▸ **RECORDED INFORMATION**
########################################
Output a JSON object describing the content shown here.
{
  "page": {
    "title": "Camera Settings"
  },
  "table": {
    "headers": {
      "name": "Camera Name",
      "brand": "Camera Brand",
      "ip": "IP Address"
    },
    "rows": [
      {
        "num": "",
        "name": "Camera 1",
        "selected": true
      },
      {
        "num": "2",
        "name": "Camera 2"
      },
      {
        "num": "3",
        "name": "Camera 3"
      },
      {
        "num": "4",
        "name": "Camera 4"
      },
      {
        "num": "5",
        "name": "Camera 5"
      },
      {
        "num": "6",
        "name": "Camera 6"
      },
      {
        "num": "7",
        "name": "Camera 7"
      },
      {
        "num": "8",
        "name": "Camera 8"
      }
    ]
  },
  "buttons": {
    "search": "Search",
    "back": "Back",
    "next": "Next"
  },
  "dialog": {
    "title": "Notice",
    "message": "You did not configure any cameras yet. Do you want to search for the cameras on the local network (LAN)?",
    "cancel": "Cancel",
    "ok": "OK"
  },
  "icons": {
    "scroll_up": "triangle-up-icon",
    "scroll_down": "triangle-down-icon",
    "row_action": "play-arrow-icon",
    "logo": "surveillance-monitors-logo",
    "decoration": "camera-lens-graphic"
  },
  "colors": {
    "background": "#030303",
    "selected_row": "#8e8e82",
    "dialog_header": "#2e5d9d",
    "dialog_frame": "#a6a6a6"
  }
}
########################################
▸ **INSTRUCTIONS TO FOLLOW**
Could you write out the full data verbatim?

▸ **RESULT OF THE EXERCISE**
Output a JSON object describing the content shown here.
{
  "page": {
    "title": "Camera Settings"
  },
  "table": {
    "headers": {
      "name": "Camera Name",
      "brand": "Camera Brand",
      "ip": "IP Address"
    },
    "rows": [
      {
        "num": "",
        "name": "Camera 1",
        "selected": true
      },
      {
        "num": "2",
        "name": "Camera 2"
      },
      {
        "num": "3",
        "name": "Camera 3"
      },
      {
        "num": "4",
        "name": "Camera 4"
      },
      {
        "num": "5",
        "name": "Camera 5"
      },
      {
        "num": "6",
        "name": "Camera 6"
      },
      {
        "num": "7",
        "name": "Camera 7"
      },
      {
        "num": "8",
        "name": "Camera 8"
      }
    ]
  },
  "buttons": {
    "search": "Search",
    "back": "Back",
    "next": "Next"
  },
  "dialog": {
    "title": "Notice",
    "message": "You did not configure any cameras yet. Do you want to search for the cameras on the local network (LAN)?",
    "cancel": "Cancel",
    "ok": "OK"
  },
  "icons": {
    "scroll_up": "triangle-up-icon",
    "scroll_down": "triangle-down-icon",
    "row_action": "play-arrow-icon",
    "logo": "surveillance-monitors-logo",
    "decoration": "camera-lens-graphic"
  },
  "colors": {
    "background": "#030303",
    "selected_row": "#8e8e82",
    "dialog_header": "#2e5d9d",
    "dialog_frame": "#a6a6a6"
  }
}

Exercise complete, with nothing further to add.